◆ What is being asked
Your task is to count the lines of the records that contain "Quality". Answer with the number and nothing else.

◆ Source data
*** Begin section ***

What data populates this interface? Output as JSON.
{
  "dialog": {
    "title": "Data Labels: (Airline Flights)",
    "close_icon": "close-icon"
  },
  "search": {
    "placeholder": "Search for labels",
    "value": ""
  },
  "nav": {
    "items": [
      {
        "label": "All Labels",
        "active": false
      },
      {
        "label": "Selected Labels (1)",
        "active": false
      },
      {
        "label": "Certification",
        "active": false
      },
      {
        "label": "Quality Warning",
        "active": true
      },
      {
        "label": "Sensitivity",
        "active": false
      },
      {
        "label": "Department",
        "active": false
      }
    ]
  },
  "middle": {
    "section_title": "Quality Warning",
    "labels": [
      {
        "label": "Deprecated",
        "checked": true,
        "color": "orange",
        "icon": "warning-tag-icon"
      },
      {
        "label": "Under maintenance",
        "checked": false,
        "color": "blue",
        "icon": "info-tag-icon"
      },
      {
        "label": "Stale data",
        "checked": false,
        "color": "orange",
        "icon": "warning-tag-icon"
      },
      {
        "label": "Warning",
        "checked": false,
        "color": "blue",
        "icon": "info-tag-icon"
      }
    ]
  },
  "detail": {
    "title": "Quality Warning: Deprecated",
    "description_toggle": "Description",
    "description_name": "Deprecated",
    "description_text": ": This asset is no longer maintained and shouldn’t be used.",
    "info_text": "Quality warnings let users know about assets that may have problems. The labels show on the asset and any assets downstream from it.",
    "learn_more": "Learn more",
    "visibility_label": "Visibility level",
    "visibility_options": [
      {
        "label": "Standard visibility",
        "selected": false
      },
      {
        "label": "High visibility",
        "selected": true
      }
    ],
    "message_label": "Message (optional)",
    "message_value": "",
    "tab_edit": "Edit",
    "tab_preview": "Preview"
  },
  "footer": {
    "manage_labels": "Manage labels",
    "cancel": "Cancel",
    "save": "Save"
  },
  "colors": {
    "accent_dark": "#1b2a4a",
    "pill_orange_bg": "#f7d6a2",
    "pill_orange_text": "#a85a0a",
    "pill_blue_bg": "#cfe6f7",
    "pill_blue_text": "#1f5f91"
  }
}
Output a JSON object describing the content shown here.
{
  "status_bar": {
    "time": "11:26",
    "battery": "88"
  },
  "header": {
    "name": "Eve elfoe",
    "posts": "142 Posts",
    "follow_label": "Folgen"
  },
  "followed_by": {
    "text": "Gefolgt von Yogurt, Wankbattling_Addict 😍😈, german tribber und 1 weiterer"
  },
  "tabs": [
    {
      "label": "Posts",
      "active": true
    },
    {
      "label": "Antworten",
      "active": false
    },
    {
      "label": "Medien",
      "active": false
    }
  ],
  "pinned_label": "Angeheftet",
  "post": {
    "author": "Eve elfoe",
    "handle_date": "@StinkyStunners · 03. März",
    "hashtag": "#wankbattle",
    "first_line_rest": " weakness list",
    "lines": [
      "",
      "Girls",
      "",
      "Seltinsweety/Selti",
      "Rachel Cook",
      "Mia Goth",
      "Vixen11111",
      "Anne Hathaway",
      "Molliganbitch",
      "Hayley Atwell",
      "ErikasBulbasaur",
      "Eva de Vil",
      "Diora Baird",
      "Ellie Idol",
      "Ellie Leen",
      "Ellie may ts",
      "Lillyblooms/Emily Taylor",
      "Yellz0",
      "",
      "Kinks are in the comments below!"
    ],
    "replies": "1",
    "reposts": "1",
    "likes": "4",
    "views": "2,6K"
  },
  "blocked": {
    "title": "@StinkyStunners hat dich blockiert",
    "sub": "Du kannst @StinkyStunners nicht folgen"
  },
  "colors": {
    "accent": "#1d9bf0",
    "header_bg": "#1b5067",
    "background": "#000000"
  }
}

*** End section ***

◆ Result for this exercise
4